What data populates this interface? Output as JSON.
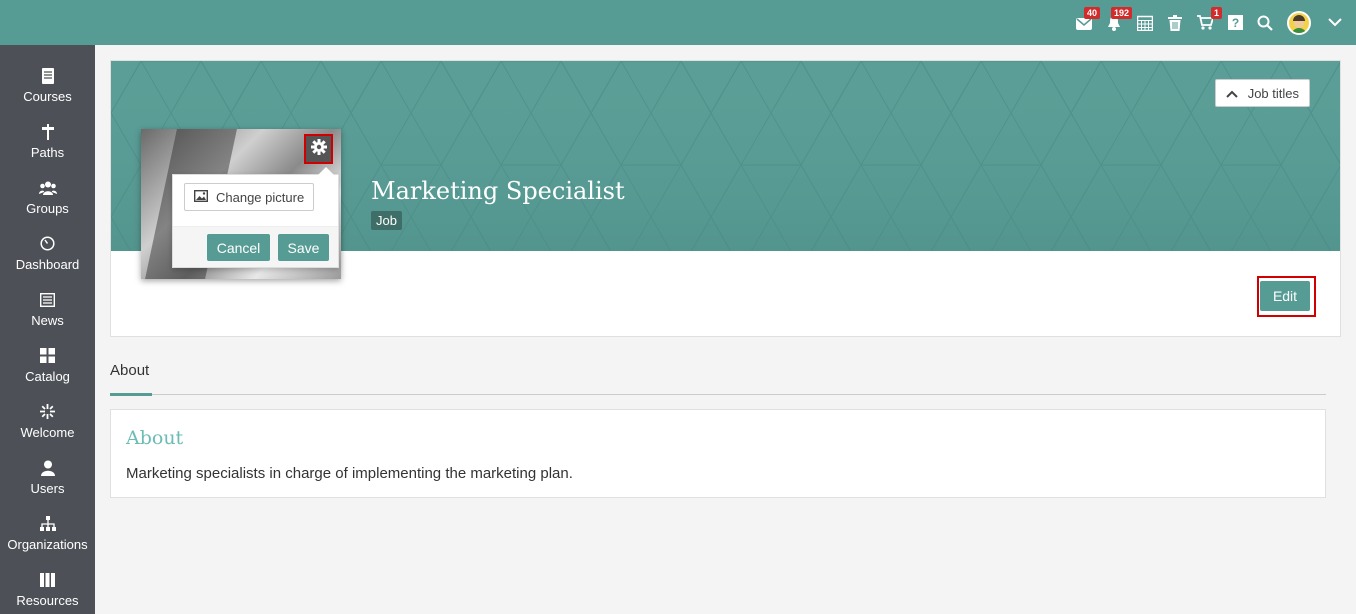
{
  "topbar": {
    "icons": [
      {
        "name": "mail-icon",
        "badge": "40"
      },
      {
        "name": "bell-icon",
        "badge": "192"
      },
      {
        "name": "calendar-icon"
      },
      {
        "name": "trash-icon"
      },
      {
        "name": "cart-icon",
        "badge": "1"
      },
      {
        "name": "help-icon"
      },
      {
        "name": "search-icon"
      },
      {
        "name": "avatar"
      },
      {
        "name": "chevron-down-icon"
      }
    ]
  },
  "sidebar": {
    "items": [
      {
        "label": "Courses",
        "icon": "book-icon"
      },
      {
        "label": "Paths",
        "icon": "signpost-icon"
      },
      {
        "label": "Groups",
        "icon": "group-icon"
      },
      {
        "label": "Dashboard",
        "icon": "dashboard-icon"
      },
      {
        "label": "News",
        "icon": "newspaper-icon"
      },
      {
        "label": "Catalog",
        "icon": "grid-icon"
      },
      {
        "label": "Welcome",
        "icon": "sparkle-icon"
      },
      {
        "label": "Users",
        "icon": "user-icon"
      },
      {
        "label": "Organizations",
        "icon": "org-chart-icon"
      },
      {
        "label": "Resources",
        "icon": "library-icon"
      }
    ]
  },
  "header": {
    "job_titles_label": "Job titles",
    "title": "Marketing Specialist",
    "tag": "Job",
    "edit_label": "Edit"
  },
  "popover": {
    "change_picture_label": "Change picture",
    "cancel_label": "Cancel",
    "save_label": "Save"
  },
  "tabs": [
    {
      "label": "About",
      "active": true
    }
  ],
  "about": {
    "title": "About",
    "text": "Marketing specialists in charge of implementing the marketing plan."
  },
  "colors": {
    "accent": "#569b94",
    "sidebar": "#4d5157",
    "badge": "#d12b2b",
    "highlight": "#d10000"
  }
}
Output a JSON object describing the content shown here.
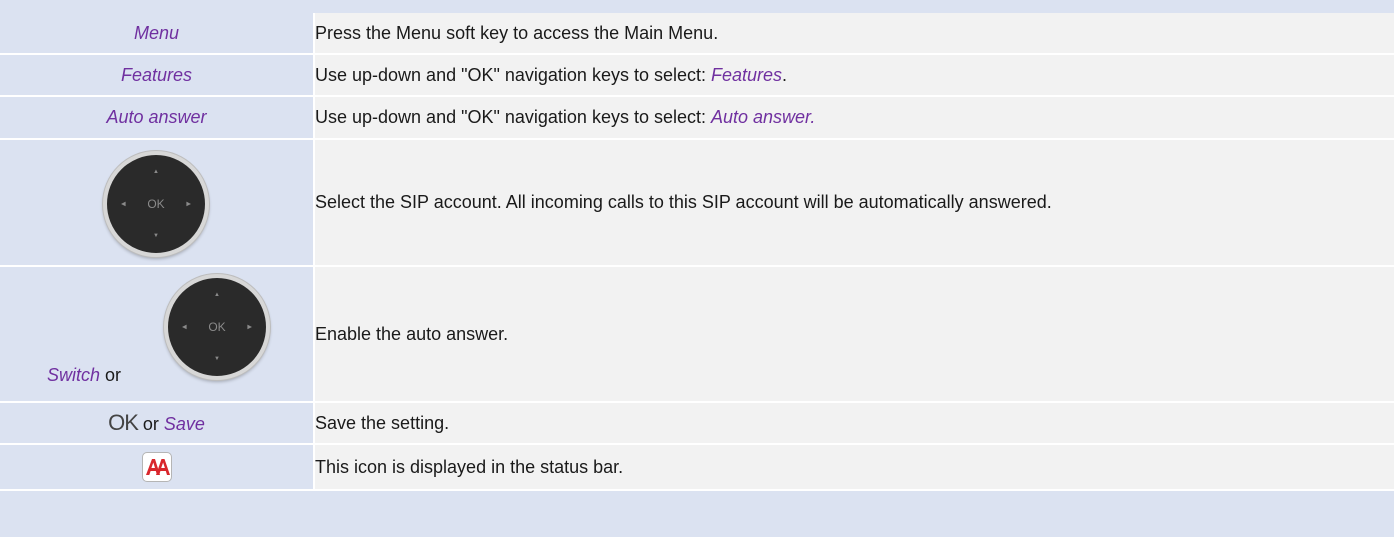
{
  "header": {
    "glyph": "'"
  },
  "rows": [
    {
      "key": "Menu",
      "desc": "Press the Menu soft key to access the Main Menu."
    },
    {
      "key": "Features",
      "desc_prefix": "Use up-down and \"OK\" navigation keys to select: ",
      "desc_em": "Features",
      "desc_suffix": "."
    },
    {
      "key": "Auto answer",
      "desc_prefix": "Use up-down and \"OK\" navigation keys to select: ",
      "desc_em": "Auto answer."
    },
    {
      "key_icon": "navigation-pad-icon",
      "key_ok": "OK",
      "desc": "Select the SIP account. All incoming calls to this SIP account will be automatically answered."
    },
    {
      "key_em": "Switch",
      "key_or": " or",
      "key_icon": "navigation-pad-icon",
      "key_ok": "OK",
      "desc": "Enable the auto answer."
    },
    {
      "key_ok_glyph": "OK",
      "key_or": " or ",
      "key_em": "Save",
      "desc": "Save the setting."
    },
    {
      "key_icon": "auto-answer-status-icon",
      "desc": "This icon is displayed in the status bar."
    }
  ],
  "colors": {
    "key_bg": "#dbe2f1",
    "desc_bg": "#f2f2f2",
    "accent": "#7030a0",
    "icon_red": "#d9262c"
  }
}
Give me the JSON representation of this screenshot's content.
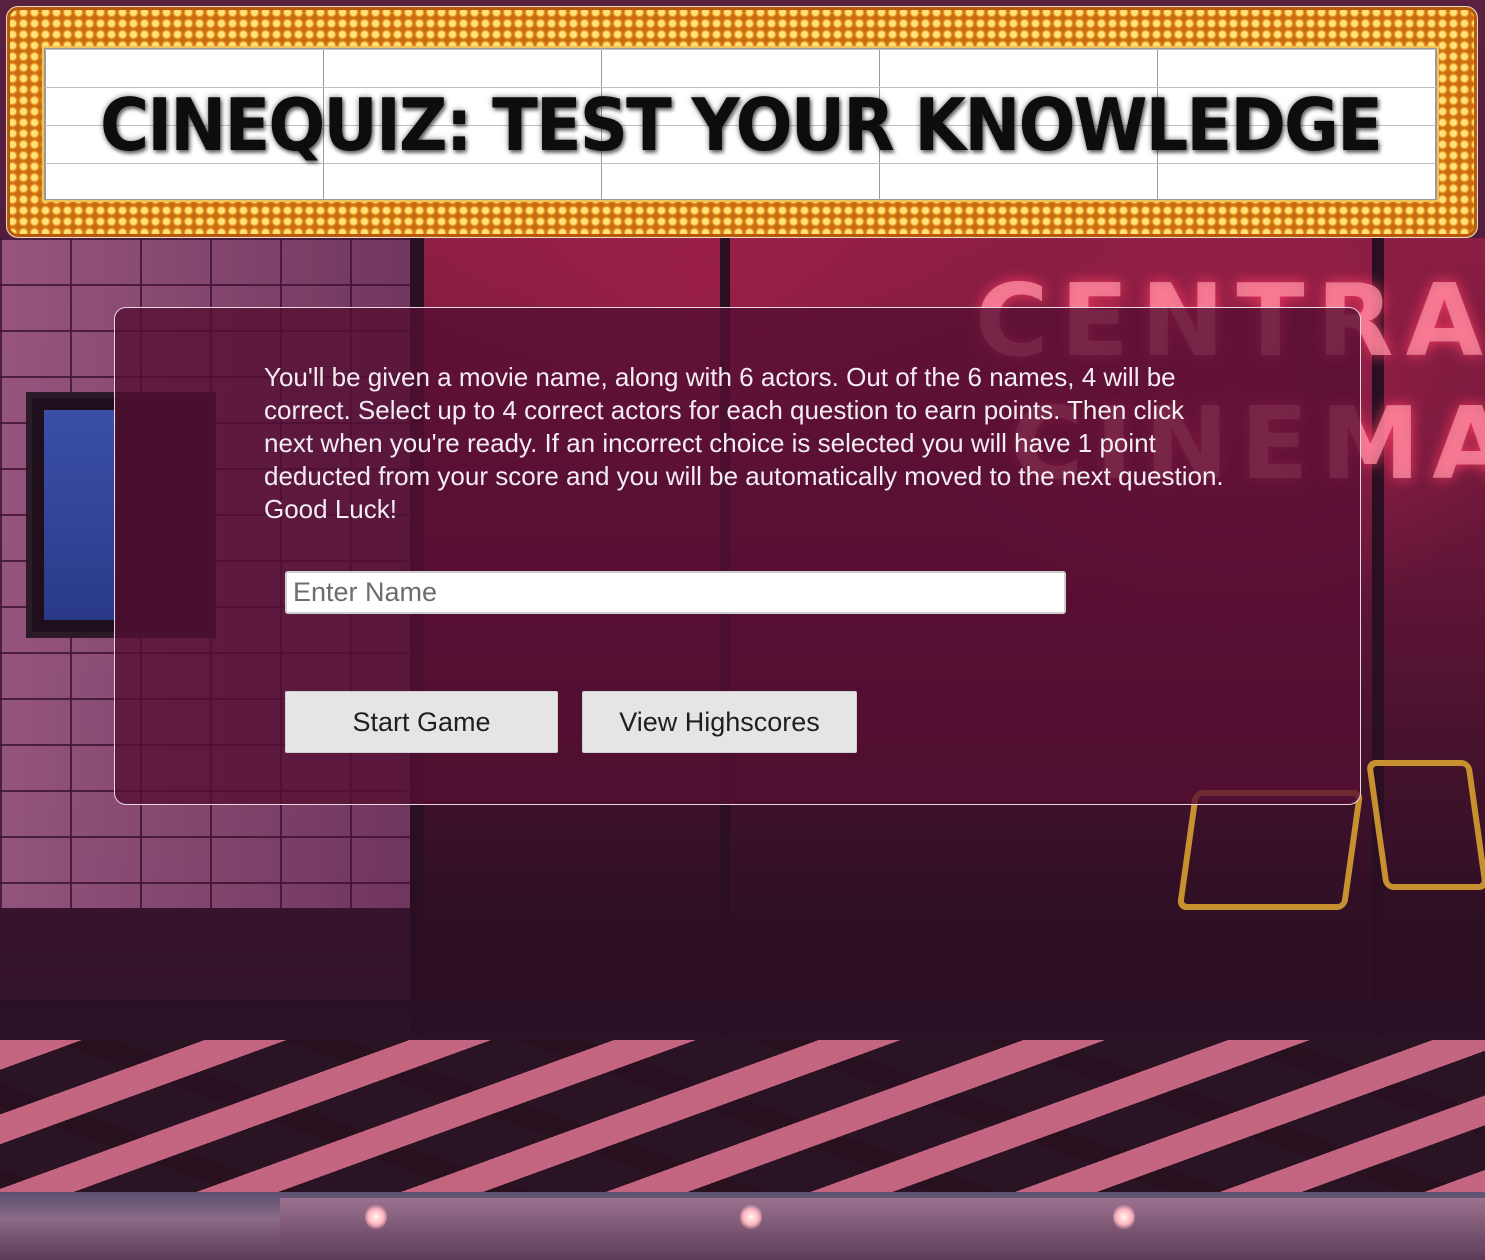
{
  "header": {
    "title": "CINEQUIZ: TEST YOUR KNOWLEDGE"
  },
  "panel": {
    "instructions": "You'll be given a movie name, along with 6 actors. Out of the 6 names, 4 will be correct. Select up to 4 correct actors for each question to earn points. Then click next when you're ready. If an incorrect choice is selected you will have 1 point deducted from your score and you will be automatically moved to the next question. Good Luck!",
    "name_input": {
      "placeholder": "Enter Name",
      "value": ""
    },
    "start_button_label": "Start Game",
    "highscores_button_label": "View Highscores"
  },
  "background": {
    "neon_sign_line1": "CENTRAL",
    "neon_sign_line2": "CINEMA"
  },
  "colors": {
    "marquee_bulbs": "#ffd24d",
    "marquee_frame": "#c96b12",
    "panel_bg": "#550e32",
    "button_bg": "#e5e5e5"
  }
}
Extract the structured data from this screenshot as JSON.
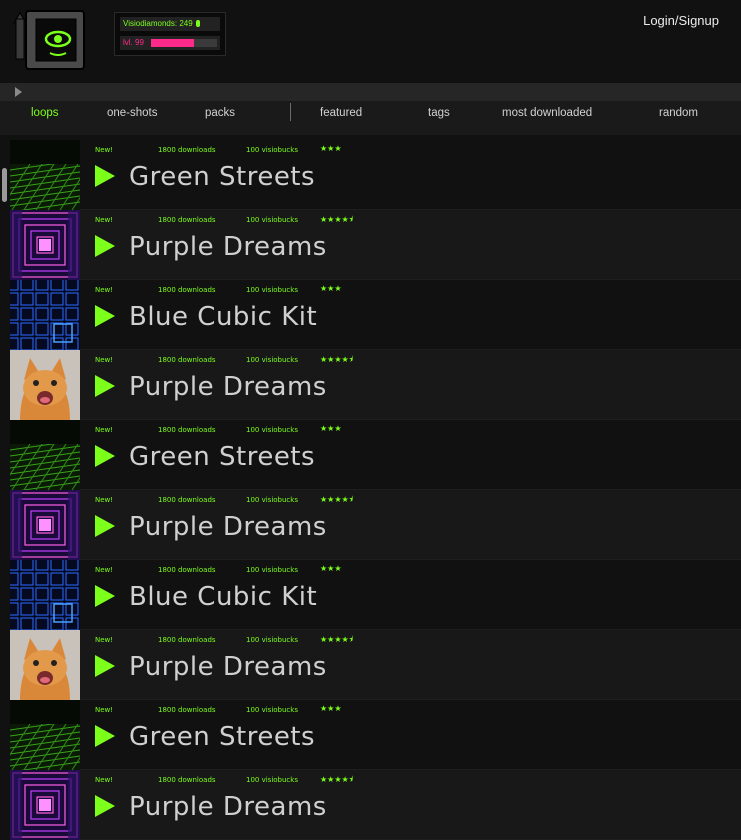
{
  "header": {
    "login_label": "Login/Signup",
    "diamonds_label": "Visiodiamonds: 249",
    "level_label": "lvl. 99",
    "level_progress": 0.65,
    "accent_color": "#7cff1a",
    "level_color": "#ff2a8a"
  },
  "nav": {
    "items": [
      {
        "label": "loops",
        "active": true
      },
      {
        "label": "one-shots",
        "active": false
      },
      {
        "label": "packs",
        "active": false
      },
      {
        "label": "featured",
        "active": false
      },
      {
        "label": "tags",
        "active": false
      },
      {
        "label": "most downloaded",
        "active": false
      },
      {
        "label": "random",
        "active": false
      }
    ]
  },
  "items": [
    {
      "title": "Green Streets",
      "badge": "New!",
      "downloads": "1800 downloads",
      "price": "100 visiobucks",
      "stars": "★★★",
      "thumb": "green-grid"
    },
    {
      "title": "Purple Dreams",
      "badge": "New!",
      "downloads": "1800 downloads",
      "price": "100 visiobucks",
      "stars": "★★★★⯨",
      "thumb": "purple-tunnel"
    },
    {
      "title": "Blue Cubic Kit",
      "badge": "New!",
      "downloads": "1800 downloads",
      "price": "100 visiobucks",
      "stars": "★★★",
      "thumb": "blue-cubes"
    },
    {
      "title": "Purple Dreams",
      "badge": "New!",
      "downloads": "1800 downloads",
      "price": "100 visiobucks",
      "stars": "★★★★⯨",
      "thumb": "cat"
    },
    {
      "title": "Green Streets",
      "badge": "New!",
      "downloads": "1800 downloads",
      "price": "100 visiobucks",
      "stars": "★★★",
      "thumb": "green-grid"
    },
    {
      "title": "Purple Dreams",
      "badge": "New!",
      "downloads": "1800 downloads",
      "price": "100 visiobucks",
      "stars": "★★★★⯨",
      "thumb": "purple-tunnel"
    },
    {
      "title": "Blue Cubic Kit",
      "badge": "New!",
      "downloads": "1800 downloads",
      "price": "100 visiobucks",
      "stars": "★★★",
      "thumb": "blue-cubes"
    },
    {
      "title": "Purple Dreams",
      "badge": "New!",
      "downloads": "1800 downloads",
      "price": "100 visiobucks",
      "stars": "★★★★⯨",
      "thumb": "cat"
    },
    {
      "title": "Green Streets",
      "badge": "New!",
      "downloads": "1800 downloads",
      "price": "100 visiobucks",
      "stars": "★★★",
      "thumb": "green-grid"
    },
    {
      "title": "Purple Dreams",
      "badge": "New!",
      "downloads": "1800 downloads",
      "price": "100 visiobucks",
      "stars": "★★★★⯨",
      "thumb": "purple-tunnel"
    }
  ]
}
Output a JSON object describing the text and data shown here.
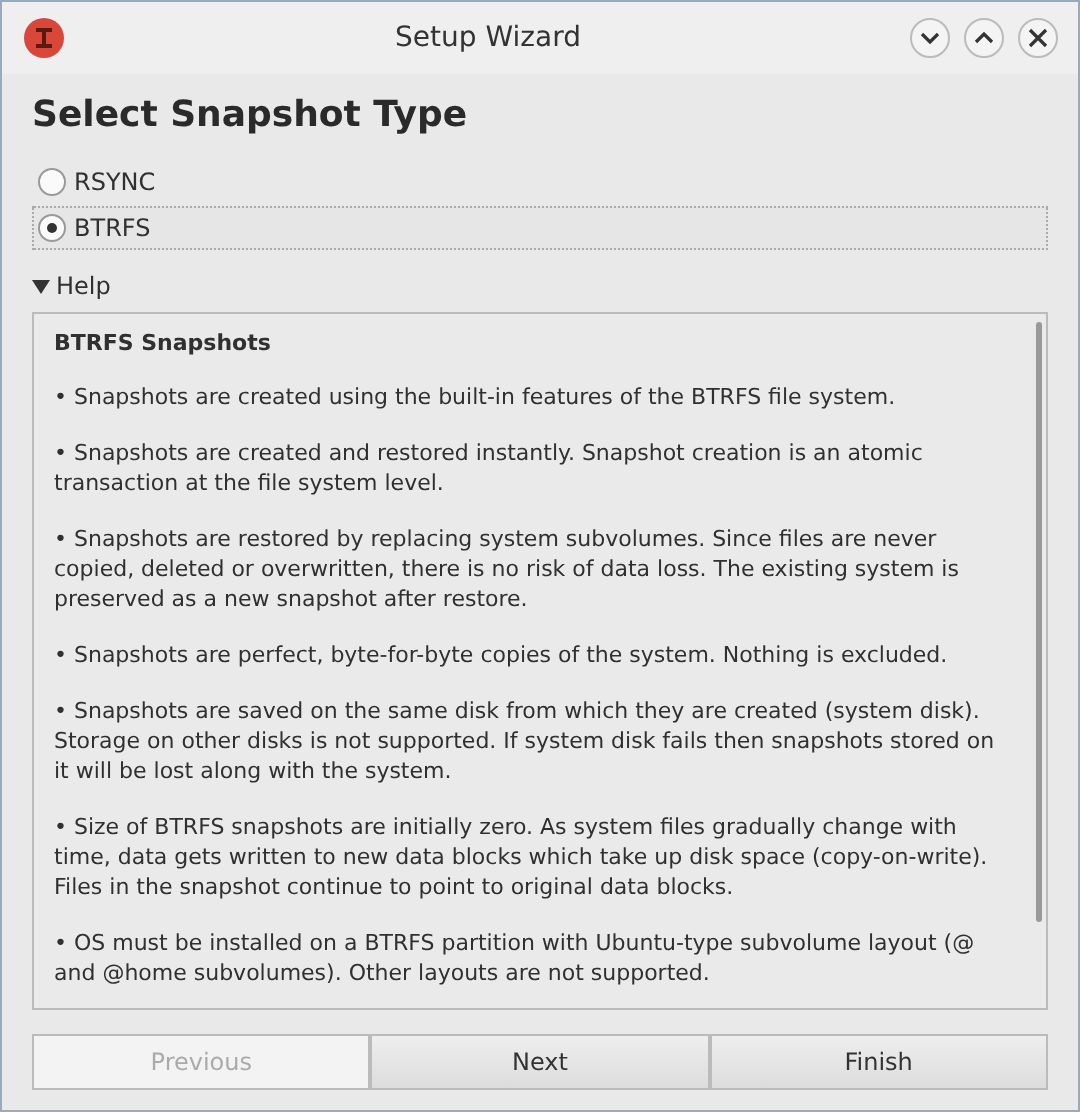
{
  "window": {
    "title": "Setup Wizard"
  },
  "heading": "Select Snapshot Type",
  "options": [
    {
      "label": "RSYNC",
      "selected": false
    },
    {
      "label": "BTRFS",
      "selected": true
    }
  ],
  "help": {
    "label": "Help",
    "expanded": true,
    "title": "BTRFS Snapshots",
    "paragraphs": [
      "• Snapshots are created using the built-in features of the BTRFS file system.",
      "• Snapshots are created and restored instantly. Snapshot creation is an atomic transaction at the file system level.",
      "• Snapshots are restored by replacing system subvolumes. Since files are never copied, deleted or overwritten, there is no risk of data loss. The existing system is preserved as a new snapshot after restore.",
      "• Snapshots are perfect, byte-for-byte copies of the system. Nothing is excluded.",
      "• Snapshots are saved on the same disk from which they are created (system disk). Storage on other disks is not supported. If system disk fails then snapshots stored on it will be lost along with the system.",
      "• Size of BTRFS snapshots are initially zero. As system files gradually change with time, data gets written to new data blocks which take up disk space (copy-on-write). Files in the snapshot continue to point to original data blocks.",
      "• OS must be installed on a BTRFS partition with Ubuntu-type subvolume layout (@ and @home subvolumes). Other layouts are not supported."
    ]
  },
  "buttons": [
    {
      "label": "Previous",
      "disabled": true
    },
    {
      "label": "Next",
      "disabled": false
    },
    {
      "label": "Finish",
      "disabled": false
    }
  ]
}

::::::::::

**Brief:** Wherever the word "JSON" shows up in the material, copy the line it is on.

**Answer for the task:**
What data populates this interface? Output as JSON.
Output a JSON object describing the content shown here.
Give me the JSON representation of this screenshot's content.
Extract the structured data from this screenshot as JSON.
Output a JSON object describing the text and data shown here.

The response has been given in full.